- Rear light and front light. We used these for when we went out early for an excursion, not for when we cycled as it was always a little light our even in the earliest morning starts.
- Toiletries bag with toilet paper and hand sanitizer in a quick access part of the bike.
Selling the bikes:
We honestly didn’t struggle to sell the bikes. The biking culture here is amazing with both local Vietnamese and Expats living here.
If you have a medium or small framed bike and its in good condition once you are done your cycling you easily can get half of what you paid for it if not more. It really depends on the time you have to sell it.
We used Facebook to sell both the bikes. Mine sold quickly on Facebook Marketplace to a local dad for his son as it fit the Vietnamese frame better. However, there wasn’t much interest in the large frame bike on there.
We did manage to sell the large bike a few days later via a group called Hanoi Massive which was a very responsive large group on Facebook. It sold to an expat living in Hanoi who had struggled to find a larger bike frame to fit him. We got our asking prices for both bikes which was a little less than half price of what we paid for the bikes (and the accessories).

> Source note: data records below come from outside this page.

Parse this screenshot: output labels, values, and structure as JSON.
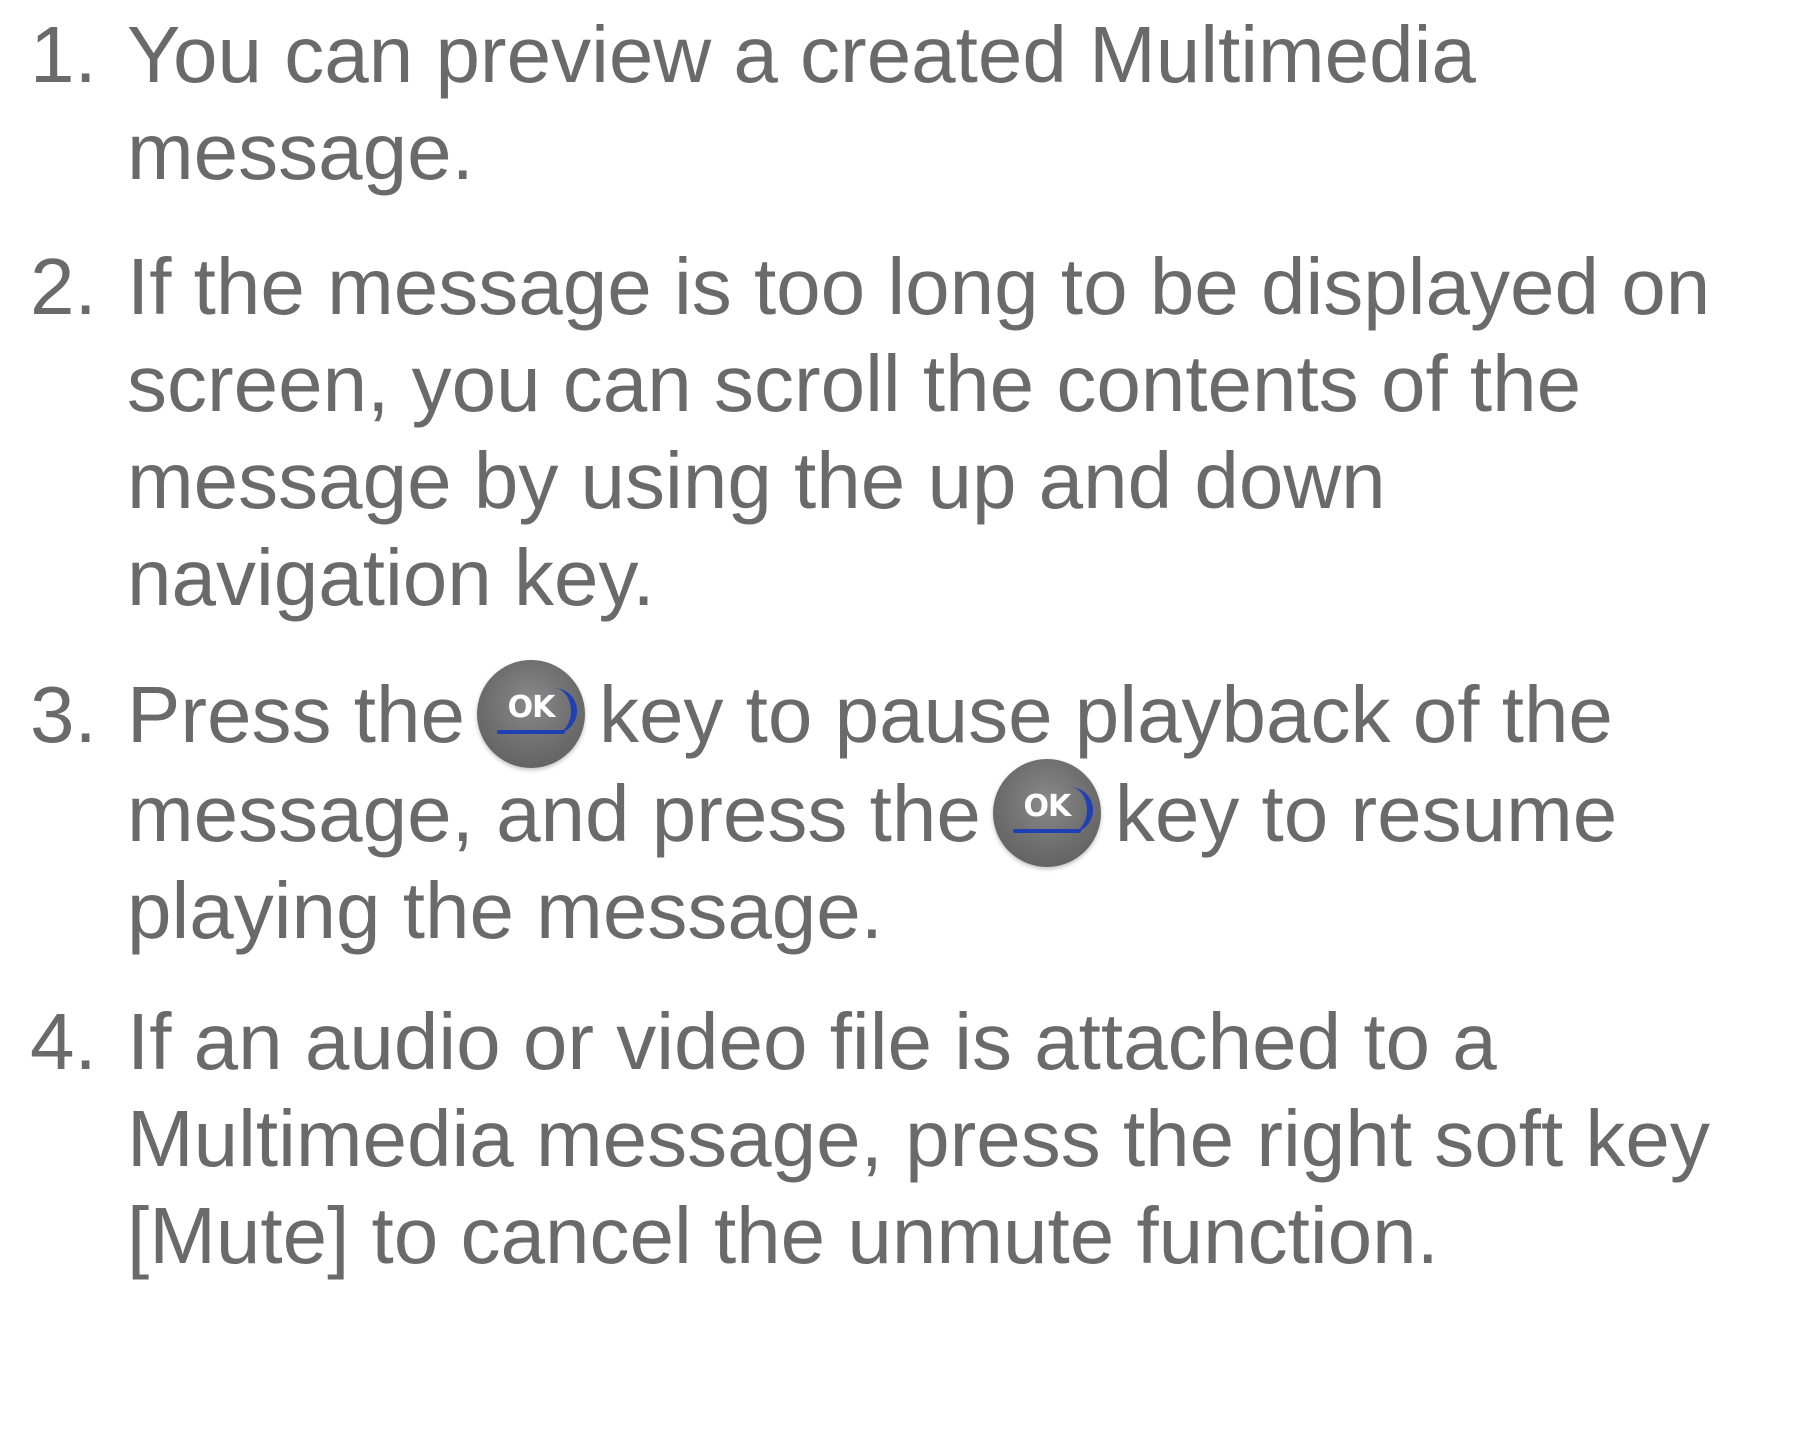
{
  "items": [
    {
      "number": "1.",
      "lines": [
        "You can preview a created Multimedia",
        "message."
      ]
    },
    {
      "number": "2.",
      "lines": [
        "If the message is too long to be displayed on",
        "screen, you can scroll the contents of the",
        "message by using the up and down",
        "navigation key."
      ]
    },
    {
      "number": "3.",
      "line1_before": "Press the",
      "line1_after": "key to pause playback of the",
      "line2_before": "message, and press the",
      "line2_after": "key to resume",
      "line3": "playing the message.",
      "ok_key_icon": "ok-key-icon",
      "ok_label": "OK"
    },
    {
      "number": "4.",
      "lines": [
        "If an audio or video file is attached to a",
        "Multimedia message, press the right soft key",
        "[Mute] to cancel the unmute function."
      ]
    }
  ],
  "colors": {
    "text": "#6a6a6a",
    "ok_key_body": "#6d6d6d",
    "ok_key_accent": "#1f3fb5"
  }
}
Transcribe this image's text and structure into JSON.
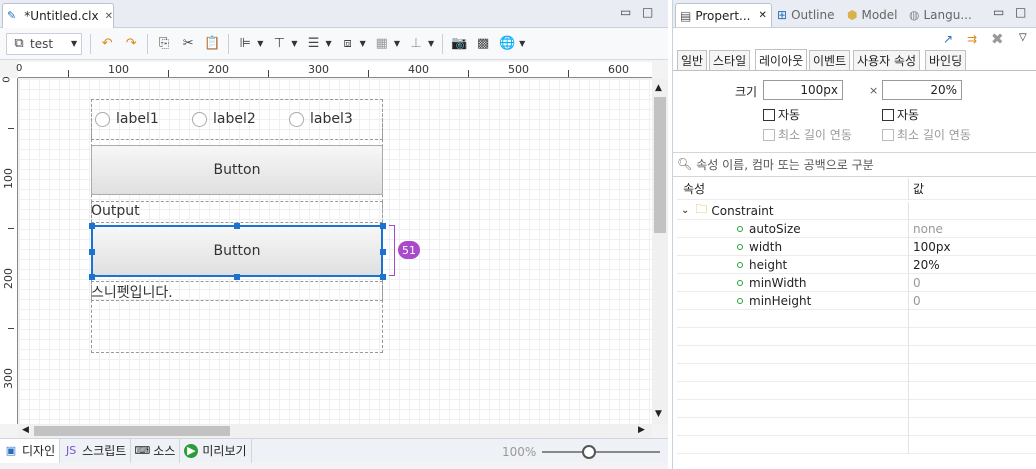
{
  "editor": {
    "file_tab": "*Untitled.clx",
    "toolbar": {
      "test_label": "test"
    },
    "ruler_top": [
      "0",
      "100",
      "200",
      "300",
      "400",
      "500",
      "600"
    ],
    "ruler_left": [
      "0",
      "100",
      "200",
      "300"
    ],
    "radios": [
      "label1",
      "label2",
      "label3"
    ],
    "button1": "Button",
    "output_label": "Output",
    "button2": "Button",
    "badge": "51",
    "snippet_text": "스니펫입니다.",
    "bottom_tabs": [
      "디자인",
      "스크립트",
      "소스",
      "미리보기"
    ],
    "zoom": "100%",
    "zoom_slider_level": 0.4
  },
  "props": {
    "tabs": [
      "Propert...",
      "Outline",
      "Model",
      "Langu..."
    ],
    "subtabs": [
      "일반",
      "스타일",
      "레이아웃",
      "이벤트",
      "사용자 속성",
      "바인딩"
    ],
    "active_subtab": "레이아웃",
    "size_label": "크기",
    "width_value": "100px",
    "times": "×",
    "height_value": "20%",
    "auto_label": "자동",
    "minlen_label": "최소 길이 연동",
    "search_placeholder": "속성 이름, 컴마 또는 공백으로 구분",
    "col_prop": "속성",
    "col_value": "값",
    "group": "Constraint",
    "rows": [
      {
        "k": "autoSize",
        "v": "none"
      },
      {
        "k": "width",
        "v": "100px"
      },
      {
        "k": "height",
        "v": "20%"
      },
      {
        "k": "minWidth",
        "v": "0"
      },
      {
        "k": "minHeight",
        "v": "0"
      }
    ]
  },
  "colors": {
    "accent": "#1a73d1",
    "badge": "#a84ac9"
  }
}
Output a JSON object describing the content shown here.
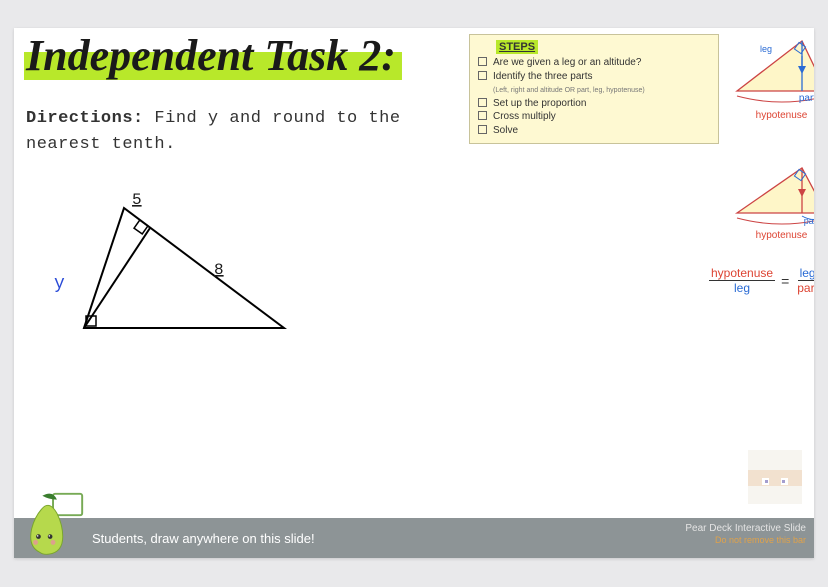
{
  "title": "Independent Task 2:",
  "directions_label": "Directions:",
  "directions_text": "Find y and round to the nearest tenth.",
  "steps": {
    "heading": "STEPS",
    "items": [
      {
        "text": "Are we given a leg or an altitude?"
      },
      {
        "text": "Identify the three parts",
        "sub": "(Left, right and altitude OR part, leg, hypotenuse)"
      },
      {
        "text": "Set up the proportion"
      },
      {
        "text": "Cross multiply"
      },
      {
        "text": "Solve"
      }
    ]
  },
  "problem": {
    "y_label": "y",
    "val_top": "5",
    "val_hyp": "8"
  },
  "reference": {
    "leg": "leg",
    "part": "part",
    "hypotenuse": "hypotenuse",
    "equation": {
      "lhs_top": "hypotenuse",
      "lhs_bot": "leg",
      "eq": "=",
      "rhs_top": "leg",
      "rhs_bot": "part"
    }
  },
  "footer": {
    "message": "Students, draw anywhere on this slide!",
    "brand": "Pear Deck Interactive Slide",
    "warn": "Do not remove this bar"
  }
}
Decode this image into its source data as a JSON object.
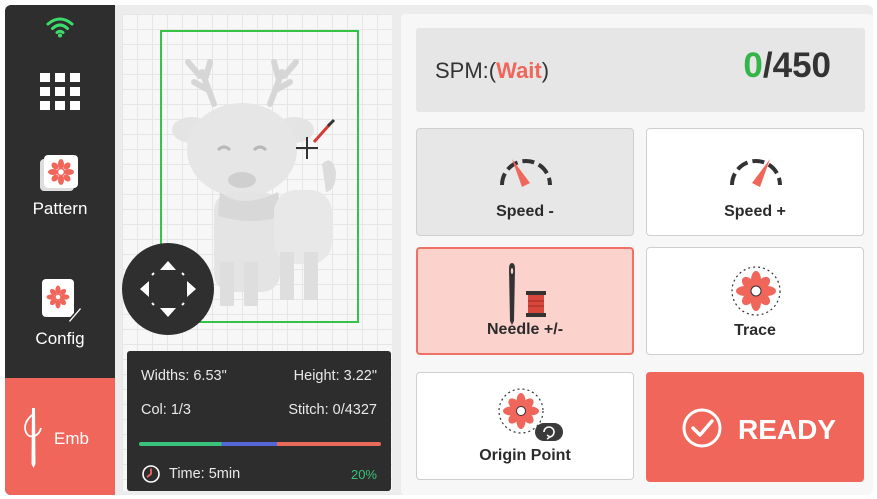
{
  "sidebar": {
    "wifi_icon": "wifi-icon",
    "menu_icon": "grid-menu-icon",
    "items": [
      {
        "label": "Pattern",
        "icon": "pattern-flower-icon"
      },
      {
        "label": "Config",
        "icon": "config-flower-pencil-icon"
      },
      {
        "label": "Emb",
        "icon": "needle-thread-icon",
        "active": true
      }
    ]
  },
  "preview": {
    "design": "deer-embroidery-design",
    "dpad_icon": "move-arrows-icon",
    "stats": {
      "widths": "Widths: 6.53\"",
      "height": "Height: 3.22\"",
      "col": "Col: 1/3",
      "stitch": "Stitch: 0/4327",
      "time": "Time: 5min",
      "percent": "20%"
    }
  },
  "spm": {
    "prefix": "SPM:(",
    "status": "Wait",
    "suffix": ")",
    "current": "0",
    "total": "/450"
  },
  "buttons": {
    "speed_down": "Speed -",
    "speed_up": "Speed +",
    "needle": "Needle +/-",
    "trace": "Trace",
    "origin": "Origin Point",
    "ready": "READY"
  },
  "colors": {
    "accent": "#f0665a",
    "green": "#35b44a",
    "sidebar": "#2e2e2e",
    "progress_green": "#39c279",
    "progress_blue": "#5566d6",
    "progress_red": "#e9695a"
  }
}
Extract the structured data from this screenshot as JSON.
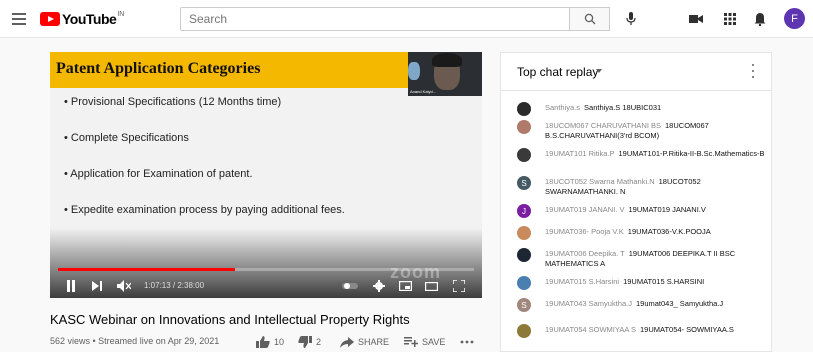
{
  "header": {
    "logo_text": "YouTube",
    "logo_suffix": "IN",
    "search_placeholder": "Search",
    "avatar_letter": "F",
    "avatar_color": "#5e35b1"
  },
  "player": {
    "slide_title": "Patent Application Categories",
    "webcam_label": "Anand Kalyd...",
    "bullets": [
      "• Provisional Specifications (12 Months time)",
      "• Complete Specifications",
      "• Application for Examination of patent.",
      "• Expedite examination process by paying additional fees."
    ],
    "watermark": "zoom",
    "time_display": "1:07:13 / 2:38:00",
    "progress_fraction": 0.425,
    "accent_color": "#ff0000"
  },
  "video": {
    "title": "KASC Webinar on Innovations and Intellectual Property Rights",
    "meta": "562 views • Streamed live on Apr 29, 2021",
    "likes": "10",
    "dislikes": "2",
    "share_label": "SHARE",
    "save_label": "SAVE"
  },
  "chat": {
    "header_label": "Top chat replay",
    "messages": [
      {
        "author": "Santhiya.s",
        "text": "Santhiya.S 18UBIC031",
        "avatar_color": "#2b2b2b",
        "initial": ""
      },
      {
        "author": "18UCOM067 CHARUVATHANI BS",
        "text": "18UCOM067 B.S.CHARUVATHANI(3'rd BCOM)",
        "avatar_color": "#b07a6a",
        "initial": ""
      },
      {
        "author": "19UMAT101 Ritika.P",
        "text": "19UMAT101-P.Ritika-II-B.Sc.Mathematics-B",
        "avatar_color": "#3a3a3a",
        "initial": ""
      },
      {
        "author": "18UCOT052 Swarna Mathanki.N",
        "text": "18UCOT052 SWARNAMATHANKI. N",
        "avatar_color": "#455a64",
        "initial": "S"
      },
      {
        "author": "19UMAT019 JANANI. V",
        "text": "19UMAT019 JANANI.V",
        "avatar_color": "#7b1fa2",
        "initial": "J"
      },
      {
        "author": "19UMAT036- Pooja V.K",
        "text": "19UMAT036-V.K.POOJA",
        "avatar_color": "#c98a5e",
        "initial": ""
      },
      {
        "author": "19UMAT006 Deepika. T",
        "text": "19UMAT006 DEEPIKA.T II BSC MATHEMATICS A",
        "avatar_color": "#1d2733",
        "initial": ""
      },
      {
        "author": "19UMAT015 S.Harsini",
        "text": "19UMAT015 S.HARSINI",
        "avatar_color": "#4a7fb0",
        "initial": ""
      },
      {
        "author": "19UMAT043 Samyuktha.J",
        "text": "19umat043_ Samyuktha.J",
        "avatar_color": "#a1887f",
        "initial": "S"
      },
      {
        "author": "19UMAT054 SOWMIYAA S",
        "text": "19UMAT054- SOWMIYAA.S",
        "avatar_color": "#8d7a3a",
        "initial": ""
      }
    ]
  }
}
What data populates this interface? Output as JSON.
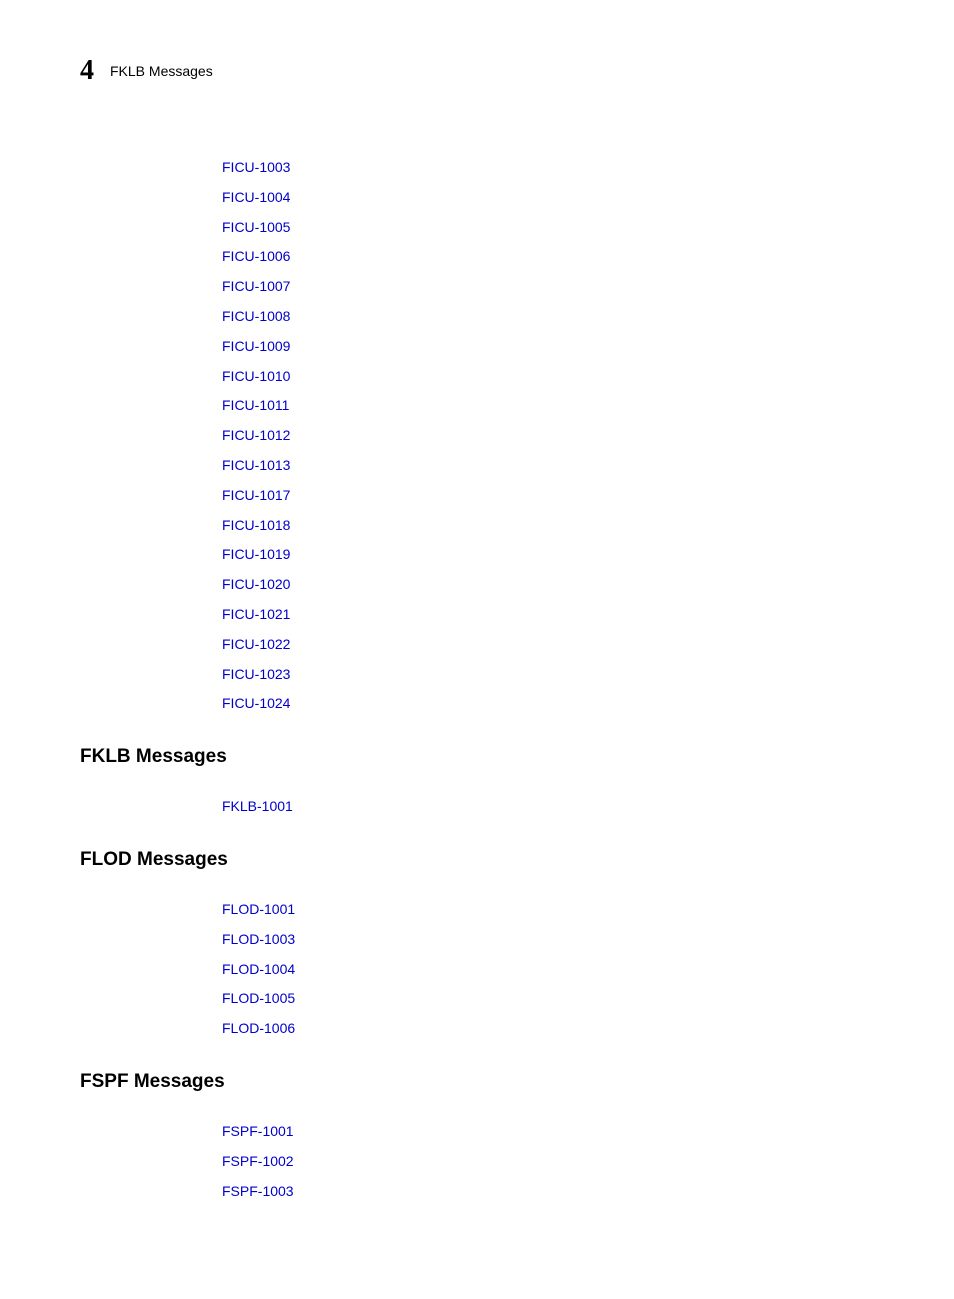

Would we do it again? Lessons learned?
100% would do it again.
We joked at the end that we had enough time to cycle back to Saigon before our visa was up now that we were all ‘conditioned’. There is something so magical about experiencing a country slowly and intimately like we did. We went weeks without speaking to another western-english speaking person. We experienced the lifestyle, the country side, the food and the people in a very unique way that would be missed out on if you weren’t able to stop in the small non-tourist towns. We didn’t feel the need to do all the ‘tourist’ must see spots because we feel like being in a tour or with a group of foreigners like ourselves would cheapen our experience of Vietnam.
The only real lessons we learned was if we were going to do this again in the future we would plan from the start to cycle. As we just randomly decided to do this we had WAY TOO MUCH stuff with us and we paid for gear we already had back home.
Route wise. We may have done more of HCMH to see the scenery, but we also wouldn’t have missed out on the Mekong Delta (Read our experience here about the southern most area of Vietnam). Even though most people would recommend doing the route north to south (for ease of going up mountain sides and head wind up north) I enjoyed the fact that it was a bit cooler as we went along rather than warmer.
Who knows maybe in a few years time we will attempt the whole silly thing again!